The only instructions I ever remember getting: “Some people like them. Some people hate them.” No one ever gave a reason or a mandate for a surgical binder.

When I woke from the surgery, there was a tri elastic strip velcroed tightly around my abdomen.  The “binder” is about 12 inches up and down, wraps around and covers the space between my lower rib cage and my hip bone.

At hospital check out, the nurse gave me a second.  The only instructions I ever remember getting: “Some people like them.  Some people hate them.”  No one ever gave a reason or a mandate for a surgical binder.  

In the hospital, it was very clear.  My mind was quite certain that if I sneezed or coughed, the incision would explode and leave my intestines in my lap.  Illusory ramification, but it certainly felt that way.

I had worn the two, trading off, washing one once a week or so (ew) and allowing it to drip dry.  It was nearly two months.  They were losing threads, strips of elastic separating, becoming tattered and stained.  I was feeling pretty healed with just the small wound, and appeared at an appointment with the surgery nurse, Nancy.  

“Where is your binder?”  She was kind, but entirely clear.  It was NOT an option.

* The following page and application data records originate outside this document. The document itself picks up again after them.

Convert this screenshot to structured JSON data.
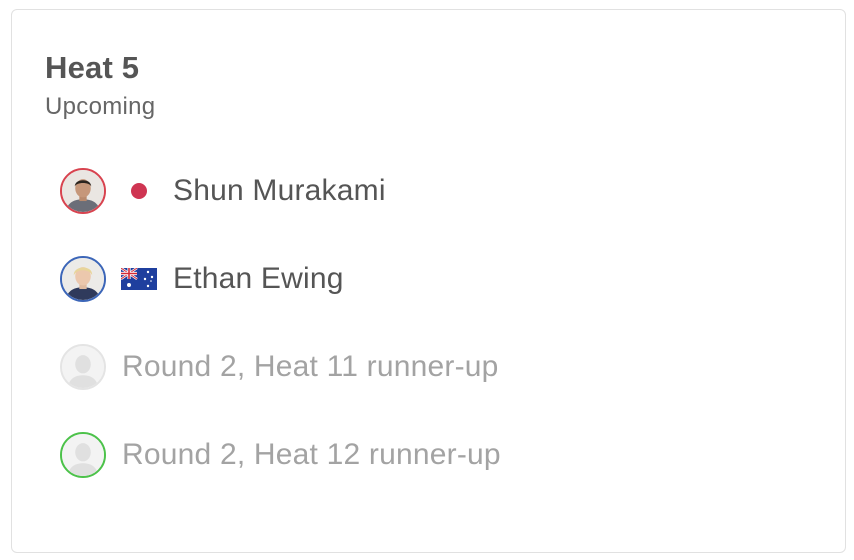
{
  "heat": {
    "title": "Heat 5",
    "status": "Upcoming"
  },
  "athletes": [
    {
      "name": "Shun Murakami",
      "ring_color": "#d8434f",
      "flag": "japan-flag-icon"
    },
    {
      "name": "Ethan Ewing",
      "ring_color": "#3c66b8",
      "flag": "australia-flag-icon"
    },
    {
      "name": "Round 2, Heat 11 runner-up",
      "ring_color": "#e4e4e4",
      "flag": null
    },
    {
      "name": "Round 2, Heat 12 runner-up",
      "ring_color": "#4cc24a",
      "flag": null
    }
  ]
}
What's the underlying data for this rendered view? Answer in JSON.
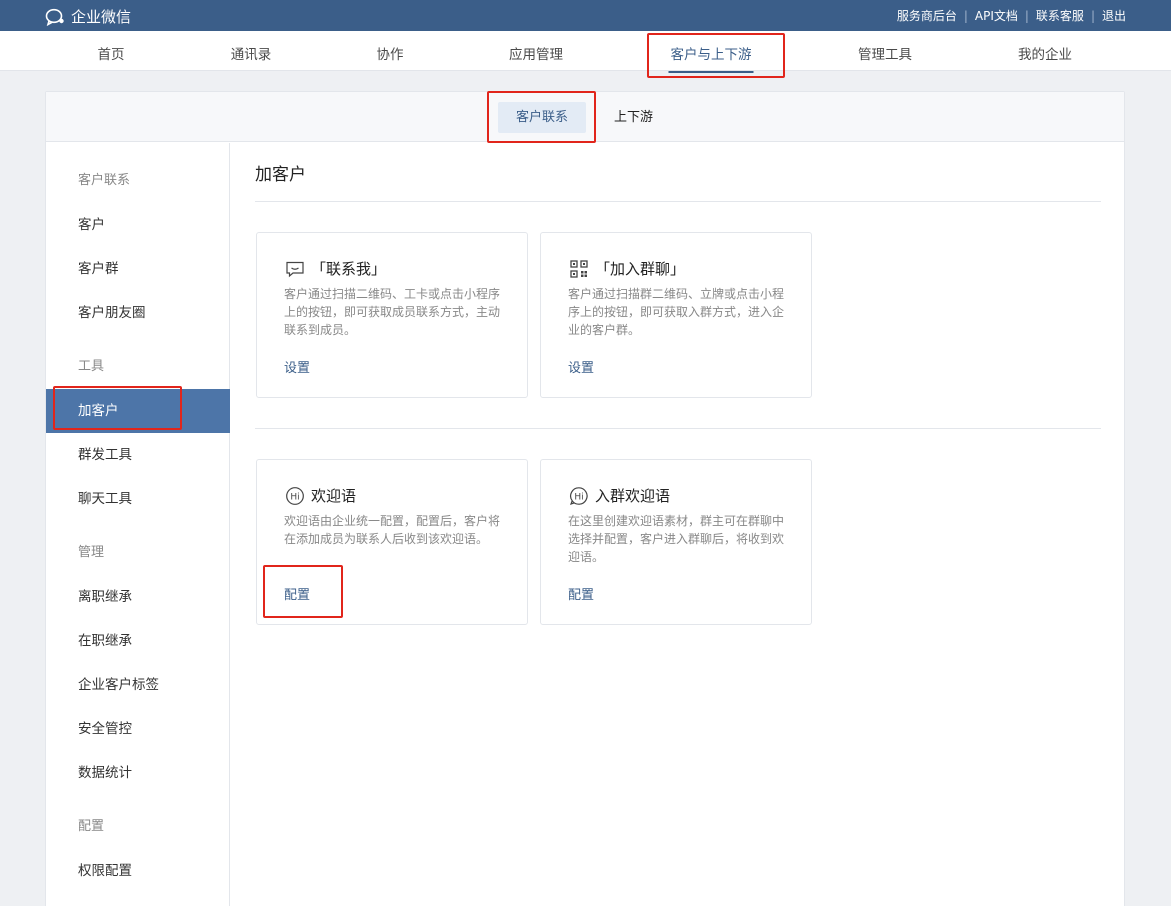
{
  "app": {
    "logo_text": "企业微信"
  },
  "top_links": [
    {
      "label": "服务商后台"
    },
    {
      "label": "API文档"
    },
    {
      "label": "联系客服"
    },
    {
      "label": "退出"
    }
  ],
  "main_nav": [
    {
      "label": "首页"
    },
    {
      "label": "通讯录"
    },
    {
      "label": "协作"
    },
    {
      "label": "应用管理"
    },
    {
      "label": "客户与上下游",
      "active": true
    },
    {
      "label": "管理工具"
    },
    {
      "label": "我的企业"
    }
  ],
  "sub_tabs": [
    {
      "label": "客户联系",
      "active": true
    },
    {
      "label": "上下游"
    }
  ],
  "sidebar": {
    "groups": [
      {
        "title": "客户联系",
        "items": [
          {
            "label": "客户"
          },
          {
            "label": "客户群"
          },
          {
            "label": "客户朋友圈"
          }
        ]
      },
      {
        "title": "工具",
        "items": [
          {
            "label": "加客户",
            "active": true
          },
          {
            "label": "群发工具"
          },
          {
            "label": "聊天工具"
          }
        ]
      },
      {
        "title": "管理",
        "items": [
          {
            "label": "离职继承"
          },
          {
            "label": "在职继承"
          },
          {
            "label": "企业客户标签"
          },
          {
            "label": "安全管控"
          },
          {
            "label": "数据统计"
          }
        ]
      },
      {
        "title": "配置",
        "items": [
          {
            "label": "权限配置"
          }
        ]
      }
    ]
  },
  "content": {
    "title": "加客户",
    "cards": [
      {
        "icon": "message-icon",
        "title": "「联系我」",
        "desc": "客户通过扫描二维码、工卡或点击小程序上的按钮，即可获取成员联系方式，主动联系到成员。",
        "action": "设置"
      },
      {
        "icon": "qr-code-icon",
        "title": "「加入群聊」",
        "desc": "客户通过扫描群二维码、立牌或点击小程序上的按钮，即可获取入群方式，进入企业的客户群。",
        "action": "设置"
      },
      {
        "icon": "hi-greeting-icon",
        "title": "欢迎语",
        "desc": "欢迎语由企业统一配置，配置后，客户将在添加成员为联系人后收到该欢迎语。",
        "action": "配置"
      },
      {
        "icon": "hi-group-greeting-icon",
        "title": "入群欢迎语",
        "desc": "在这里创建欢迎语素材，群主可在群聊中选择并配置，客户进入群聊后，将收到欢迎语。",
        "action": "配置"
      }
    ]
  },
  "colors": {
    "topbar": "#3b5e89",
    "accent": "#3b5e89",
    "sidebar_active": "#4d75a8",
    "highlight_box": "#e1251b"
  }
}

I ordered a new one from Amazon.

In history, if you ever watched your mom wiggle into a girdle, it’s the stuff that makes a great cartoon.  Writhing, squiggling, pulling, adjusting.  A binder is the surgical version of a girdle!  Since the binder is literally a wide strip, composed of four rows of three inch elastic, the battle is mostly with the Velcro.

The rough part of the Velcro reaches out to grab anything and everything.  Underwear, got it.  Soft shirt (avoid putting it on ahead), the Velcro sneaks from the side and grabs that.  Any part of the binder whatsoever, the Velcro edges are driven to adhere to that too.  

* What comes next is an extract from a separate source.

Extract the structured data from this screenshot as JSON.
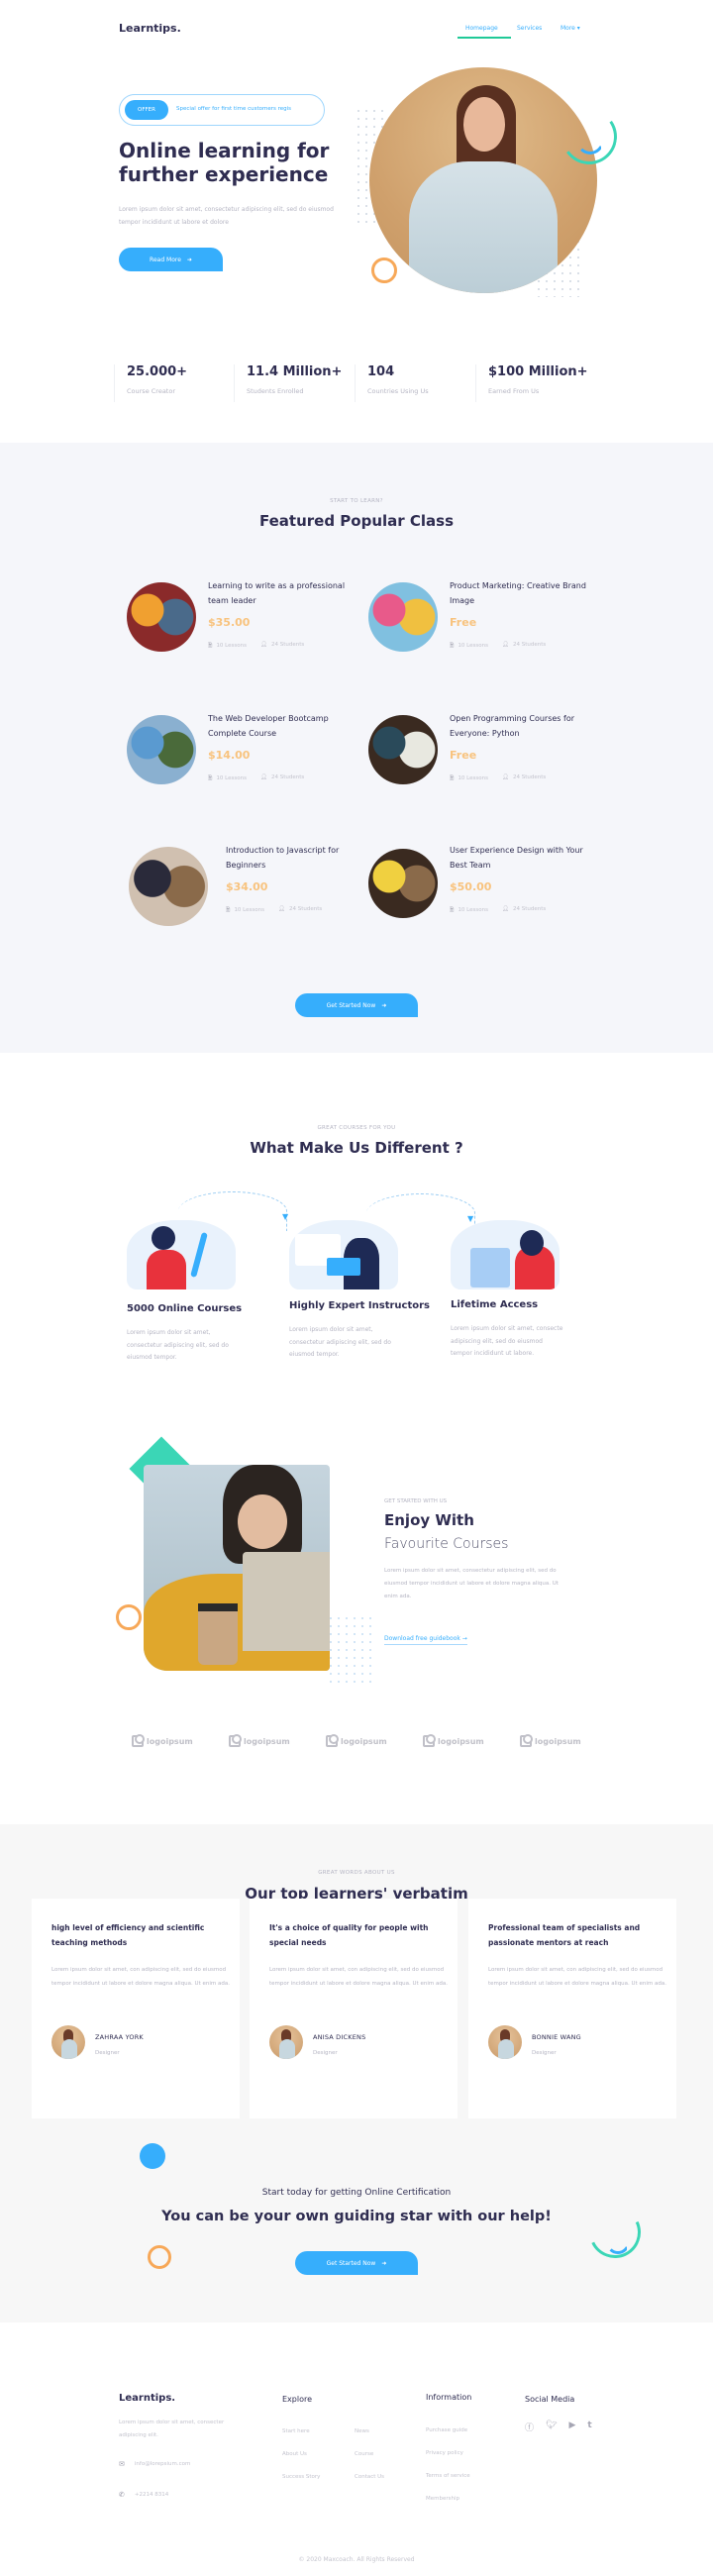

As I twist and turn, try to get the thing tight, the Velcro is working hard to sneak to some other clothing, to grab its own surface at the incorrect position, or to adhere at some odd angle or overlap an edge.  One try, two, three.  And then again.

And even in the end, the design makes the alignment hard on the skin.  The edges of that rough side often overlapping the soft part at the top and scratching the skin.

Binders.  Can’t live with ’em.  Can’t live without them.